Source: CopyrightLaws.com (by Rachel Yeomans) [updated 1/25/2016]
Sharing a border, the 49th parallel, you may think that the copyright laws in Canada and the U.S. are pretty much the same. Think again. The laws are quite different and the application of the laws on each side of the border can result in very different results when using, reproducing and sharing copyright-protected content.
Let’s start with an example. You are based in Canada and reproducing an article written by a U.S. author and published by a U.S. publication. Do you need permission? Under which law do you determine if permission is necessary? Global copyright law principles guide us to the principle of national treatment – you apply the law where the work is being used. So in this example, we apply Canadian copyright law. We look at the Canadian Copyright Act to determine if permission is needed.
One of the first questions we address is whether the work is protected by copyright. We apply the copyright duration of life-plus-fifty (or fifty years after the death of the author) under Canadian copyright law rather than the longer duration of life-plus-seventy that exists under the U.S. Copyright Act. So if the author of the article has been dead for sixty years, the work is in the public domain and you do not have to obtain permission to use the work.
Duration of copyright is only one of the many differences between Canadian and U.S. copyright law.
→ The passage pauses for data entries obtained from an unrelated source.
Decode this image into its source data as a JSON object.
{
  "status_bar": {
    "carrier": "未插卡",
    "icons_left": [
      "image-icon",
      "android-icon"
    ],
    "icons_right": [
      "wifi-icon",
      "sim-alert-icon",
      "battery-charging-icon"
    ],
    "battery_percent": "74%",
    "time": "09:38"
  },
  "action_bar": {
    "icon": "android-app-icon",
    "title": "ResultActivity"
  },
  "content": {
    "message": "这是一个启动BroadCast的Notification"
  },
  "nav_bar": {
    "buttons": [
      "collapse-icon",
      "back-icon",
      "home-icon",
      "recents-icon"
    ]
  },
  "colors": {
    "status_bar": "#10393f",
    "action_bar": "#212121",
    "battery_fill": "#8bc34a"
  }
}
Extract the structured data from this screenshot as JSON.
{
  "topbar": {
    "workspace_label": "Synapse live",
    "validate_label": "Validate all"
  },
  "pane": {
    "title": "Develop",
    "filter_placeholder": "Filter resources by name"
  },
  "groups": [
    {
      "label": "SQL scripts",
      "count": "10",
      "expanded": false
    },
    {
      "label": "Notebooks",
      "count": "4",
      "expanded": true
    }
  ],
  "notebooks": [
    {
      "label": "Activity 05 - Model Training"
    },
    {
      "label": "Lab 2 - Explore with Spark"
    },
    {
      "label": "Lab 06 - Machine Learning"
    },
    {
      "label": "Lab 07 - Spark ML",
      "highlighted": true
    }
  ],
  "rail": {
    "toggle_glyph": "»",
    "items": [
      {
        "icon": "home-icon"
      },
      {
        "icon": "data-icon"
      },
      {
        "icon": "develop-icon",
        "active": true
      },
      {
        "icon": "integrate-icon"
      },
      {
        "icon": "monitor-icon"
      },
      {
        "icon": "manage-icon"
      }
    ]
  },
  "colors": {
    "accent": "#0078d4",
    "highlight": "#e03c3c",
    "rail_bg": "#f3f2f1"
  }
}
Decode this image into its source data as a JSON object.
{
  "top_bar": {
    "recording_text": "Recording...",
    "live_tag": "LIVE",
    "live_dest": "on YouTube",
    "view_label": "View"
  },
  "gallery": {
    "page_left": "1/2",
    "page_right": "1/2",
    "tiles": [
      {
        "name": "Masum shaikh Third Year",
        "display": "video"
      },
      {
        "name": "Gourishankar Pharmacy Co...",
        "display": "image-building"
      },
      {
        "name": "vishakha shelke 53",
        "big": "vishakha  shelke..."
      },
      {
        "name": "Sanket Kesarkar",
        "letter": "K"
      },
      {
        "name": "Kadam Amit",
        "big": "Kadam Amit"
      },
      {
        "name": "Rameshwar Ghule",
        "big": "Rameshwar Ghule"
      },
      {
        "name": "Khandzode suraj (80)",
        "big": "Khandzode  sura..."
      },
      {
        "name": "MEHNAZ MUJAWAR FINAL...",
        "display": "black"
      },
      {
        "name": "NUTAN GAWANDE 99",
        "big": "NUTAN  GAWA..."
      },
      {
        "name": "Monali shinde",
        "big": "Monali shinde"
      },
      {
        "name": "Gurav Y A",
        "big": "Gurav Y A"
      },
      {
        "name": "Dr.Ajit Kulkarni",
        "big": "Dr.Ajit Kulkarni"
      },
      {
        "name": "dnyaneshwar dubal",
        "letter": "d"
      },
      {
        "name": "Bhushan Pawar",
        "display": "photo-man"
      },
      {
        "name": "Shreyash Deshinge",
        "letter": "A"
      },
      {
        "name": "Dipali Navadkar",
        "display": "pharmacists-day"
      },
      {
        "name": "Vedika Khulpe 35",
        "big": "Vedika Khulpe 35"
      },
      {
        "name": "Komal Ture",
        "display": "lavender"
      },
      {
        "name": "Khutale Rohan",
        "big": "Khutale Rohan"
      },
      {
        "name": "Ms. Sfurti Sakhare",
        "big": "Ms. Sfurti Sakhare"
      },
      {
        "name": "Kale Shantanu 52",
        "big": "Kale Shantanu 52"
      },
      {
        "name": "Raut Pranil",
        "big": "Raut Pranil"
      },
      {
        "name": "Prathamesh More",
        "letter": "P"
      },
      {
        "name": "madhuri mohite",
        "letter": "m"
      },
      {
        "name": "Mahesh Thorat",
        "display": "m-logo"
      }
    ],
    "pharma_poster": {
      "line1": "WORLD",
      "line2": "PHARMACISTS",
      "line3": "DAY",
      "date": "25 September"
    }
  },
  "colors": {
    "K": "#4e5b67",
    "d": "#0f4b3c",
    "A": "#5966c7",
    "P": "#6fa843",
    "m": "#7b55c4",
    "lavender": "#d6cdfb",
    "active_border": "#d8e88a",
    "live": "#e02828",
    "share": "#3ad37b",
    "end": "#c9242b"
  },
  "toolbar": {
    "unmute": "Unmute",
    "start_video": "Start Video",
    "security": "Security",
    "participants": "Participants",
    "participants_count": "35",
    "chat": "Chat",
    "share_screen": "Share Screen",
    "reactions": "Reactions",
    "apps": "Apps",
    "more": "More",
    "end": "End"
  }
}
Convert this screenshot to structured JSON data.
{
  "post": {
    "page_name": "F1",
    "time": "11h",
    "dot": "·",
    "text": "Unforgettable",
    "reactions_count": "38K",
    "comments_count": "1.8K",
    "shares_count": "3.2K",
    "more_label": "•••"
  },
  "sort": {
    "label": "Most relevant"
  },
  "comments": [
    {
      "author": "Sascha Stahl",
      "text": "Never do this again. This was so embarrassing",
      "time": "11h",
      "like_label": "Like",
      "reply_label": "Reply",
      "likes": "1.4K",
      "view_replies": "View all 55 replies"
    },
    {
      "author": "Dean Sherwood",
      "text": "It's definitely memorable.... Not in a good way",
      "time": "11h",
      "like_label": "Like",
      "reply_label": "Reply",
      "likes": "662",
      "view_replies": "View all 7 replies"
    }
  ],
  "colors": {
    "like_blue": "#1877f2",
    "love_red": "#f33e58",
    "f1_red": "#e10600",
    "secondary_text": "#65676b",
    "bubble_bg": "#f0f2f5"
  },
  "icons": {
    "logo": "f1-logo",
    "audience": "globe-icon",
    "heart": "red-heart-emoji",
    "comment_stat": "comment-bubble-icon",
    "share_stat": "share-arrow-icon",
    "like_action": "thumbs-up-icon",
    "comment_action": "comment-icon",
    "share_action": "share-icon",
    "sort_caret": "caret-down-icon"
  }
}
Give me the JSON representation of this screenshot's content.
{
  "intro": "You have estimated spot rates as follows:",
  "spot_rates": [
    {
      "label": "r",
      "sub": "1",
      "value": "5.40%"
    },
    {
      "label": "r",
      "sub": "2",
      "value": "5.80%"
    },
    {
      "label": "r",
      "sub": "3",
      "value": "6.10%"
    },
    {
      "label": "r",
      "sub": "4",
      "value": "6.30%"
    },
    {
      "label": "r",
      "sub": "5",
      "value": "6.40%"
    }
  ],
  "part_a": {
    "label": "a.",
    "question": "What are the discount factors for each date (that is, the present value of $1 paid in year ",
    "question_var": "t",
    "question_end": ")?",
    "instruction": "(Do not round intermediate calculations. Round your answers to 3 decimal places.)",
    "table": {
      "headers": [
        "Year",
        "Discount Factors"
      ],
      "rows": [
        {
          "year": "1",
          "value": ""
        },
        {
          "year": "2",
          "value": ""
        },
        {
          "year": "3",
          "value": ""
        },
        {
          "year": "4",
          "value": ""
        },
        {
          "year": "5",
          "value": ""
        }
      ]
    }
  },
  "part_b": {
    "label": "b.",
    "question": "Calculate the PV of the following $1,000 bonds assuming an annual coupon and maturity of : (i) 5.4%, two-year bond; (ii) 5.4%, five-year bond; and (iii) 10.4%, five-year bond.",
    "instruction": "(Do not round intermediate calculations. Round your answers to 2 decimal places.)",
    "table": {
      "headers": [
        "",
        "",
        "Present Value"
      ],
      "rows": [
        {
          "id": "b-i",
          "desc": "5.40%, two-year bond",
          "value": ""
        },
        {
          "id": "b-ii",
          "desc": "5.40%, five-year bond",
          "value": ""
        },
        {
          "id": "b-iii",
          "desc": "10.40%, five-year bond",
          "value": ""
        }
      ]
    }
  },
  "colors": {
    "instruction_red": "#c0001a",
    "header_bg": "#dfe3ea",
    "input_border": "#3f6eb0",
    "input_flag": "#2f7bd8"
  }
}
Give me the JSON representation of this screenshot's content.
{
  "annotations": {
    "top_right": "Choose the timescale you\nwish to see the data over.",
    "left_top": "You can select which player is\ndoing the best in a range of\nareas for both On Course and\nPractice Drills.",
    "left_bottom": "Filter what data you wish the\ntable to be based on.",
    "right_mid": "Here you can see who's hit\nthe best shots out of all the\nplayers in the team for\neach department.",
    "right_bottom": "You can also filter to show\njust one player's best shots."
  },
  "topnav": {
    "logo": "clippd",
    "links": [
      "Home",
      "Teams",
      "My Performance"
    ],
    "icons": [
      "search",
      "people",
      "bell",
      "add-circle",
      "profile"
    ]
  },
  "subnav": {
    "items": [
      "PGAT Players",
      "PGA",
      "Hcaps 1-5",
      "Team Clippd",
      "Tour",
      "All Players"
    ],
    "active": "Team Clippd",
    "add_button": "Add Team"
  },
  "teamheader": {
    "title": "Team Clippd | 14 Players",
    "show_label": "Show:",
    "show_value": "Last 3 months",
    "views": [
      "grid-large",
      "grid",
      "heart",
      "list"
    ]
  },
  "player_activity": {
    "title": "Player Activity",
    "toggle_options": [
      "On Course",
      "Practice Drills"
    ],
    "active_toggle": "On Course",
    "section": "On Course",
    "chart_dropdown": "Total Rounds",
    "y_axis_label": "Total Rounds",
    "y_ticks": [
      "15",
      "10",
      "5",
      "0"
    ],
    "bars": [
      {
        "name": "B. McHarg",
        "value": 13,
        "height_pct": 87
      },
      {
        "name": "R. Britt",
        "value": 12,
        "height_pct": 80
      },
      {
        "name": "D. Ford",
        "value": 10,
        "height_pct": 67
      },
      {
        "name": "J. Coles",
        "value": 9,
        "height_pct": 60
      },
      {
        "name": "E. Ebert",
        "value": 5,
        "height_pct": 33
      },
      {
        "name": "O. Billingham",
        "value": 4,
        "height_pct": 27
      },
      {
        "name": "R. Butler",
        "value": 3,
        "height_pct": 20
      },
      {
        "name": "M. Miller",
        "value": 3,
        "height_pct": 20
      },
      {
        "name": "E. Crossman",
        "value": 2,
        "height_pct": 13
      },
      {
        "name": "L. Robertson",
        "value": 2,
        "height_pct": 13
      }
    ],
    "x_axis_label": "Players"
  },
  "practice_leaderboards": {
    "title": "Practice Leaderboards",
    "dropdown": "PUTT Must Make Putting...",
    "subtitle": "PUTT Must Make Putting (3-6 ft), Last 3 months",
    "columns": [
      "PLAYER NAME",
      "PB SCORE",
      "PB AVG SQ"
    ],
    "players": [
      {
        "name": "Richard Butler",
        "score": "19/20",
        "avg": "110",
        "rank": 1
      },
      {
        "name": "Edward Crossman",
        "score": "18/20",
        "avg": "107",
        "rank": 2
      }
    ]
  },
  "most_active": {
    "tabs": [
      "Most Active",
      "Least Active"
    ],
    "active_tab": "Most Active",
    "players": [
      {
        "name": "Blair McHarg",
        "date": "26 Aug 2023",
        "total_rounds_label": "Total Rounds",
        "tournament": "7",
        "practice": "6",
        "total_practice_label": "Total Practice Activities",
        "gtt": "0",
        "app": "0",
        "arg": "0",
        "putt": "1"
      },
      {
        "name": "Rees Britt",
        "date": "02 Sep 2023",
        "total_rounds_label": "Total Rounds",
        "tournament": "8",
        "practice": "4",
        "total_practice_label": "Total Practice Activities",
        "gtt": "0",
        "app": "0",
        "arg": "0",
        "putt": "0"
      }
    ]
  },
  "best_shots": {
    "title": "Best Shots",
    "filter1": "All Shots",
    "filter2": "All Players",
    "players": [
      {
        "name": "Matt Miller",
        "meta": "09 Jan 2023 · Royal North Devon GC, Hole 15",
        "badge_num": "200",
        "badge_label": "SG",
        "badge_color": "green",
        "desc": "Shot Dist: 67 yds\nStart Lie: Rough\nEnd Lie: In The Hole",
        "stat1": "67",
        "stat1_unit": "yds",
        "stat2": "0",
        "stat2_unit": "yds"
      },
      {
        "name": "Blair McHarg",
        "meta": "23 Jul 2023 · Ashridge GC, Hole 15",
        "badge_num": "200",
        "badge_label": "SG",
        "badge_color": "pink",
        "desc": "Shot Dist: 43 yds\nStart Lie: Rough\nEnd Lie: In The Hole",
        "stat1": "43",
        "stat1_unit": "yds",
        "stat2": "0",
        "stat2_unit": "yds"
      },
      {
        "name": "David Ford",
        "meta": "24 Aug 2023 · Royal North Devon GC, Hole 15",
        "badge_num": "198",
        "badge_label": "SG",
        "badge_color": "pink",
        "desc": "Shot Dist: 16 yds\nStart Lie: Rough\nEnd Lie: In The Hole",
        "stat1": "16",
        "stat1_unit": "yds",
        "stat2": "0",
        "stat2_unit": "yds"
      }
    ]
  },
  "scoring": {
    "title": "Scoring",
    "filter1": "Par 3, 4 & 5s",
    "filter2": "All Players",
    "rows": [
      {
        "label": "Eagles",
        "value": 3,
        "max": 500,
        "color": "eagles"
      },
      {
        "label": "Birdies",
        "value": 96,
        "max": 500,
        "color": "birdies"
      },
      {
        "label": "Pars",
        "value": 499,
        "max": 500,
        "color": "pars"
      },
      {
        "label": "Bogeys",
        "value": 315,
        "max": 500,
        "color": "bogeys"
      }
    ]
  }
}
For 18 years, Copyrightlaws.com has been the portal for copyright and licensing information for creators, owners, distributors, and consumers of content. Lesley Ellen Harris, author of Canadian Copyright Law, founded Copyrightlaws.com with the mission of taking the “gray areas” and “it depends” out of copyright.